[[ SOURCE DATA, beginning ]]

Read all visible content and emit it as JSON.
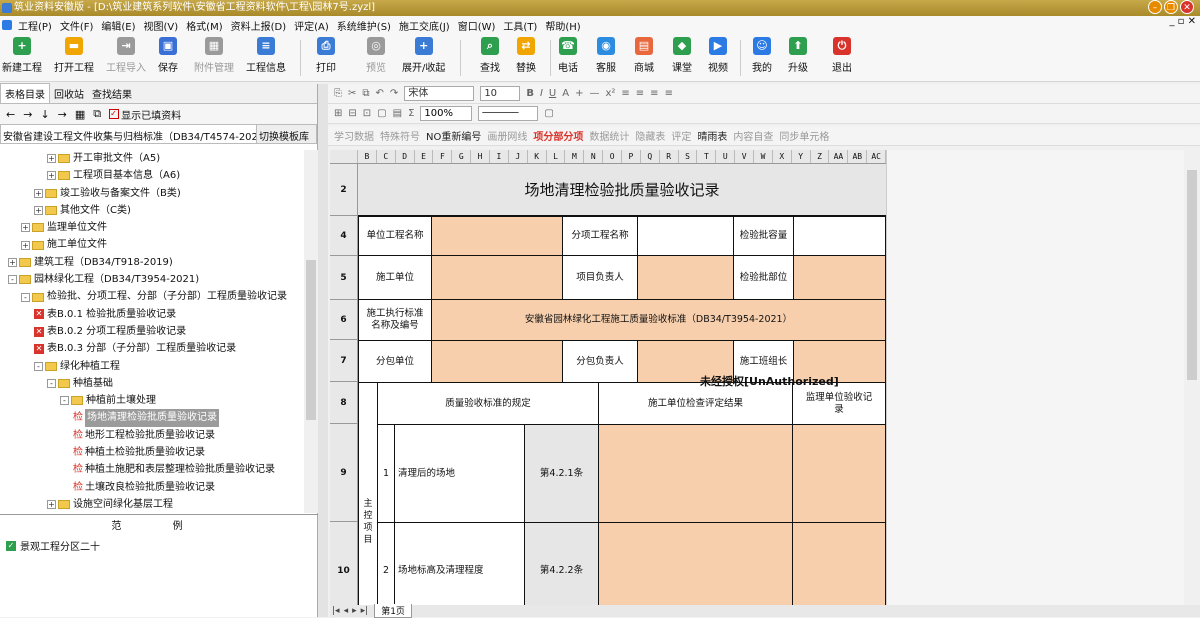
{
  "window": {
    "title": "筑业资料安徽版 - [D:\\筑业建筑系列软件\\安徽省工程资料软件\\工程\\园林7号.zyzl]"
  },
  "menu": [
    "工程(P)",
    "文件(F)",
    "编辑(E)",
    "视图(V)",
    "格式(M)",
    "资料上报(D)",
    "评定(A)",
    "系统维护(S)",
    "施工交底(J)",
    "窗口(W)",
    "工具(T)",
    "帮助(H)"
  ],
  "toolbar": [
    {
      "label": "新建工程",
      "icon": "new-project-icon",
      "color": "#2e9e4f",
      "glyph": "+",
      "enabled": true
    },
    {
      "label": "打开工程",
      "icon": "open-folder-icon",
      "color": "#f0a500",
      "glyph": "▬",
      "enabled": true
    },
    {
      "label": "工程导入",
      "icon": "import-icon",
      "color": "#9a9a9a",
      "glyph": "⇥",
      "enabled": false
    },
    {
      "label": "保存",
      "icon": "save-icon",
      "color": "#3a6fd5",
      "glyph": "▣",
      "enabled": true
    },
    {
      "label": "附件管理",
      "icon": "attachment-icon",
      "color": "#9a9a9a",
      "glyph": "▦",
      "enabled": false
    },
    {
      "label": "工程信息",
      "icon": "project-info-icon",
      "color": "#3a7bd5",
      "glyph": "≡",
      "enabled": true
    },
    {
      "label": "打印",
      "icon": "print-icon",
      "color": "#3a7bd5",
      "glyph": "⎙",
      "enabled": true
    },
    {
      "label": "预览",
      "icon": "preview-icon",
      "color": "#9a9a9a",
      "glyph": "◎",
      "enabled": false
    },
    {
      "label": "展开/收起",
      "icon": "expand-icon",
      "color": "#3a7bd5",
      "glyph": "+",
      "enabled": true
    },
    {
      "label": "查找",
      "icon": "find-icon",
      "color": "#2e9e4f",
      "glyph": "⌕",
      "enabled": true
    },
    {
      "label": "替换",
      "icon": "replace-icon",
      "color": "#f0a500",
      "glyph": "⇄",
      "enabled": true
    },
    {
      "label": "电话",
      "icon": "phone-icon",
      "color": "#2e9e4f",
      "glyph": "☎",
      "enabled": true
    },
    {
      "label": "客服",
      "icon": "support-icon",
      "color": "#2c8ce0",
      "glyph": "◉",
      "enabled": true
    },
    {
      "label": "商城",
      "icon": "shop-icon",
      "color": "#e8673c",
      "glyph": "▤",
      "enabled": true
    },
    {
      "label": "课堂",
      "icon": "classroom-icon",
      "color": "#2e9e4f",
      "glyph": "◆",
      "enabled": true
    },
    {
      "label": "视频",
      "icon": "video-icon",
      "color": "#2c7be5",
      "glyph": "▶",
      "enabled": true
    },
    {
      "label": "我的",
      "icon": "user-icon",
      "color": "#2c7be5",
      "glyph": "☺",
      "enabled": true
    },
    {
      "label": "升级",
      "icon": "upgrade-icon",
      "color": "#2e9e4f",
      "glyph": "⬆",
      "enabled": true
    },
    {
      "label": "退出",
      "icon": "exit-icon",
      "color": "#d9342b",
      "glyph": "⏻",
      "enabled": true
    }
  ],
  "left": {
    "tabs": [
      "表格目录",
      "回收站",
      "查找结果"
    ],
    "show_filled": "显示已填资料",
    "standard": "安徽省建设工程文件收集与归档标准（DB34/T4574-202",
    "switch_template": "切换模板库",
    "tree": [
      {
        "label": "开工审批文件（A5)",
        "indent": 3,
        "kind": "folder",
        "pm": "+"
      },
      {
        "label": "工程项目基本信息（A6)",
        "indent": 3,
        "kind": "folder",
        "pm": "+"
      },
      {
        "label": "竣工验收与备案文件（B类)",
        "indent": 2,
        "kind": "folder",
        "pm": "+"
      },
      {
        "label": "其他文件（C类)",
        "indent": 2,
        "kind": "folder",
        "pm": "+"
      },
      {
        "label": "监理单位文件",
        "indent": 1,
        "kind": "folder",
        "pm": "+"
      },
      {
        "label": "施工单位文件",
        "indent": 1,
        "kind": "folder",
        "pm": "+"
      },
      {
        "label": "建筑工程（DB34/T918-2019)",
        "indent": 0,
        "kind": "folder",
        "pm": "+"
      },
      {
        "label": "园林绿化工程（DB34/T3954-2021)",
        "indent": 0,
        "kind": "folder",
        "pm": "-"
      },
      {
        "label": "检验批、分项工程、分部（子分部）工程质量验收记录",
        "indent": 1,
        "kind": "folder",
        "pm": "-"
      },
      {
        "label": "表B.0.1 检验批质量验收记录",
        "indent": 2,
        "kind": "x"
      },
      {
        "label": "表B.0.2 分项工程质量验收记录",
        "indent": 2,
        "kind": "x"
      },
      {
        "label": "表B.0.3 分部（子分部）工程质量验收记录",
        "indent": 2,
        "kind": "x"
      },
      {
        "label": "绿化种植工程",
        "indent": 2,
        "kind": "folder",
        "pm": "-"
      },
      {
        "label": "种植基础",
        "indent": 3,
        "kind": "folder",
        "pm": "-"
      },
      {
        "label": "种植前土壤处理",
        "indent": 4,
        "kind": "folder",
        "pm": "-"
      },
      {
        "label": "场地清理检验批质量验收记录",
        "indent": 5,
        "kind": "jian",
        "selected": true
      },
      {
        "label": "地形工程检验批质量验收记录",
        "indent": 5,
        "kind": "jian"
      },
      {
        "label": "种植土检验批质量验收记录",
        "indent": 5,
        "kind": "jian"
      },
      {
        "label": "种植土施肥和表层整理检验批质量验收记录",
        "indent": 5,
        "kind": "jian"
      },
      {
        "label": "土壤改良检验批质量验收记录",
        "indent": 5,
        "kind": "jian"
      },
      {
        "label": "设施空间绿化基层工程",
        "indent": 3,
        "kind": "folder",
        "pm": "+"
      }
    ],
    "legend_title": "范 例",
    "legend_item": "景观工程分区二十"
  },
  "format": {
    "font": "宋体",
    "size": "10",
    "zoom": "100%",
    "row3": [
      "学习数据",
      "特殊符号",
      "NO重新编号",
      "画册网线",
      "项分部分项",
      "数据统计",
      "隐藏表",
      "评定",
      "晴雨表",
      "内容自查",
      "同步单元格"
    ]
  },
  "columns": [
    "B",
    "C",
    "D",
    "E",
    "F",
    "G",
    "H",
    "I",
    "J",
    "K",
    "L",
    "M",
    "N",
    "O",
    "P",
    "Q",
    "R",
    "S",
    "T",
    "U",
    "V",
    "W",
    "X",
    "Y",
    "Z",
    "AA",
    "AB",
    "AC"
  ],
  "form": {
    "title": "场地清理检验批质量验收记录",
    "rows": [
      "2",
      "4",
      "5",
      "6",
      "7",
      "8",
      "9",
      "10"
    ],
    "unit_project": "单位工程名称",
    "sub_project": "分项工程名称",
    "batch_capacity": "检验批容量",
    "construction_unit": "施工单位",
    "project_leader": "项目负责人",
    "batch_part": "检验批部位",
    "exec_standard": "施工执行标准名称及编号",
    "standard_value": "安徽省园林绿化工程施工质量验收标准（DB34/T3954-2021）",
    "subcontractor": "分包单位",
    "sub_leader": "分包负责人",
    "team_leader": "施工班组长",
    "quality_rules": "质量验收标准的规定",
    "check_result": "施工单位检查评定结果",
    "supervisor": "监理单位验收记录",
    "main_items": "主控项目",
    "item1_no": "1",
    "item1": "清理后的场地",
    "item1_clause": "第4.2.1条",
    "item2_no": "2",
    "item2": "场地标高及清理程度",
    "item2_clause": "第4.2.2条"
  },
  "watermark": "未经授权[UnAuthorized]",
  "sheet_tab": "第1页"
}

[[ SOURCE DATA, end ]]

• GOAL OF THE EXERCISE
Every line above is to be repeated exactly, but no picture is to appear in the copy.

• OUTPUT OF THE TASK
Read all visible content and emit it as JSON.
{
  "window": {
    "title": "筑业资料安徽版 - [D:\\筑业建筑系列软件\\安徽省工程资料软件\\工程\\园林7号.zyzl]"
  },
  "menu": [
    "工程(P)",
    "文件(F)",
    "编辑(E)",
    "视图(V)",
    "格式(M)",
    "资料上报(D)",
    "评定(A)",
    "系统维护(S)",
    "施工交底(J)",
    "窗口(W)",
    "工具(T)",
    "帮助(H)"
  ],
  "toolbar": [
    {
      "label": "新建工程",
      "icon": "new-project-icon",
      "color": "#2e9e4f",
      "glyph": "+",
      "enabled": true
    },
    {
      "label": "打开工程",
      "icon": "open-folder-icon",
      "color": "#f0a500",
      "glyph": "▬",
      "enabled": true
    },
    {
      "label": "工程导入",
      "icon": "import-icon",
      "color": "#9a9a9a",
      "glyph": "⇥",
      "enabled": false
    },
    {
      "label": "保存",
      "icon": "save-icon",
      "color": "#3a6fd5",
      "glyph": "▣",
      "enabled": true
    },
    {
      "label": "附件管理",
      "icon": "attachment-icon",
      "color": "#9a9a9a",
      "glyph": "▦",
      "enabled": false
    },
    {
      "label": "工程信息",
      "icon": "project-info-icon",
      "color": "#3a7bd5",
      "glyph": "≡",
      "enabled": true
    },
    {
      "label": "打印",
      "icon": "print-icon",
      "color": "#3a7bd5",
      "glyph": "⎙",
      "enabled": true
    },
    {
      "label": "预览",
      "icon": "preview-icon",
      "color": "#9a9a9a",
      "glyph": "◎",
      "enabled": false
    },
    {
      "label": "展开/收起",
      "icon": "expand-icon",
      "color": "#3a7bd5",
      "glyph": "+",
      "enabled": true
    },
    {
      "label": "查找",
      "icon": "find-icon",
      "color": "#2e9e4f",
      "glyph": "⌕",
      "enabled": true
    },
    {
      "label": "替换",
      "icon": "replace-icon",
      "color": "#f0a500",
      "glyph": "⇄",
      "enabled": true
    },
    {
      "label": "电话",
      "icon": "phone-icon",
      "color": "#2e9e4f",
      "glyph": "☎",
      "enabled": true
    },
    {
      "label": "客服",
      "icon": "support-icon",
      "color": "#2c8ce0",
      "glyph": "◉",
      "enabled": true
    },
    {
      "label": "商城",
      "icon": "shop-icon",
      "color": "#e8673c",
      "glyph": "▤",
      "enabled": true
    },
    {
      "label": "课堂",
      "icon": "classroom-icon",
      "color": "#2e9e4f",
      "glyph": "◆",
      "enabled": true
    },
    {
      "label": "视频",
      "icon": "video-icon",
      "color": "#2c7be5",
      "glyph": "▶",
      "enabled": true
    },
    {
      "label": "我的",
      "icon": "user-icon",
      "color": "#2c7be5",
      "glyph": "☺",
      "enabled": true
    },
    {
      "label": "升级",
      "icon": "upgrade-icon",
      "color": "#2e9e4f",
      "glyph": "⬆",
      "enabled": true
    },
    {
      "label": "退出",
      "icon": "exit-icon",
      "color": "#d9342b",
      "glyph": "⏻",
      "enabled": true
    }
  ],
  "left": {
    "tabs": [
      "表格目录",
      "回收站",
      "查找结果"
    ],
    "show_filled": "显示已填资料",
    "standard": "安徽省建设工程文件收集与归档标准（DB34/T4574-202",
    "switch_template": "切换模板库",
    "tree": [
      {
        "label": "开工审批文件（A5)",
        "indent": 3,
        "kind": "folder",
        "pm": "+"
      },
      {
        "label": "工程项目基本信息（A6)",
        "indent": 3,
        "kind": "folder",
        "pm": "+"
      },
      {
        "label": "竣工验收与备案文件（B类)",
        "indent": 2,
        "kind": "folder",
        "pm": "+"
      },
      {
        "label": "其他文件（C类)",
        "indent": 2,
        "kind": "folder",
        "pm": "+"
      },
      {
        "label": "监理单位文件",
        "indent": 1,
        "kind": "folder",
        "pm": "+"
      },
      {
        "label": "施工单位文件",
        "indent": 1,
        "kind": "folder",
        "pm": "+"
      },
      {
        "label": "建筑工程（DB34/T918-2019)",
        "indent": 0,
        "kind": "folder",
        "pm": "+"
      },
      {
        "label": "园林绿化工程（DB34/T3954-2021)",
        "indent": 0,
        "kind": "folder",
        "pm": "-"
      },
      {
        "label": "检验批、分项工程、分部（子分部）工程质量验收记录",
        "indent": 1,
        "kind": "folder",
        "pm": "-"
      },
      {
        "label": "表B.0.1 检验批质量验收记录",
        "indent": 2,
        "kind": "x"
      },
      {
        "label": "表B.0.2 分项工程质量验收记录",
        "indent": 2,
        "kind": "x"
      },
      {
        "label": "表B.0.3 分部（子分部）工程质量验收记录",
        "indent": 2,
        "kind": "x"
      },
      {
        "label": "绿化种植工程",
        "indent": 2,
        "kind": "folder",
        "pm": "-"
      },
      {
        "label": "种植基础",
        "indent": 3,
        "kind": "folder",
        "pm": "-"
      },
      {
        "label": "种植前土壤处理",
        "indent": 4,
        "kind": "folder",
        "pm": "-"
      },
      {
        "label": "场地清理检验批质量验收记录",
        "indent": 5,
        "kind": "jian",
        "selected": true
      },
      {
        "label": "地形工程检验批质量验收记录",
        "indent": 5,
        "kind": "jian"
      },
      {
        "label": "种植土检验批质量验收记录",
        "indent": 5,
        "kind": "jian"
      },
      {
        "label": "种植土施肥和表层整理检验批质量验收记录",
        "indent": 5,
        "kind": "jian"
      },
      {
        "label": "土壤改良检验批质量验收记录",
        "indent": 5,
        "kind": "jian"
      },
      {
        "label": "设施空间绿化基层工程",
        "indent": 3,
        "kind": "folder",
        "pm": "+"
      }
    ],
    "legend_title": "范 例",
    "legend_item": "景观工程分区二十"
  },
  "format": {
    "font": "宋体",
    "size": "10",
    "zoom": "100%",
    "row3": [
      "学习数据",
      "特殊符号",
      "NO重新编号",
      "画册网线",
      "项分部分项",
      "数据统计",
      "隐藏表",
      "评定",
      "晴雨表",
      "内容自查",
      "同步单元格"
    ]
  },
  "columns": [
    "B",
    "C",
    "D",
    "E",
    "F",
    "G",
    "H",
    "I",
    "J",
    "K",
    "L",
    "M",
    "N",
    "O",
    "P",
    "Q",
    "R",
    "S",
    "T",
    "U",
    "V",
    "W",
    "X",
    "Y",
    "Z",
    "AA",
    "AB",
    "AC"
  ],
  "form": {
    "title": "场地清理检验批质量验收记录",
    "rows": [
      "2",
      "4",
      "5",
      "6",
      "7",
      "8",
      "9",
      "10"
    ],
    "unit_project": "单位工程名称",
    "sub_project": "分项工程名称",
    "batch_capacity": "检验批容量",
    "construction_unit": "施工单位",
    "project_leader": "项目负责人",
    "batch_part": "检验批部位",
    "exec_standard": "施工执行标准名称及编号",
    "standard_value": "安徽省园林绿化工程施工质量验收标准（DB34/T3954-2021）",
    "subcontractor": "分包单位",
    "sub_leader": "分包负责人",
    "team_leader": "施工班组长",
    "quality_rules": "质量验收标准的规定",
    "check_result": "施工单位检查评定结果",
    "supervisor": "监理单位验收记录",
    "main_items": "主控项目",
    "item1_no": "1",
    "item1": "清理后的场地",
    "item1_clause": "第4.2.1条",
    "item2_no": "2",
    "item2": "场地标高及清理程度",
    "item2_clause": "第4.2.2条"
  },
  "watermark": "未经授权[UnAuthorized]",
  "sheet_tab": "第1页"
}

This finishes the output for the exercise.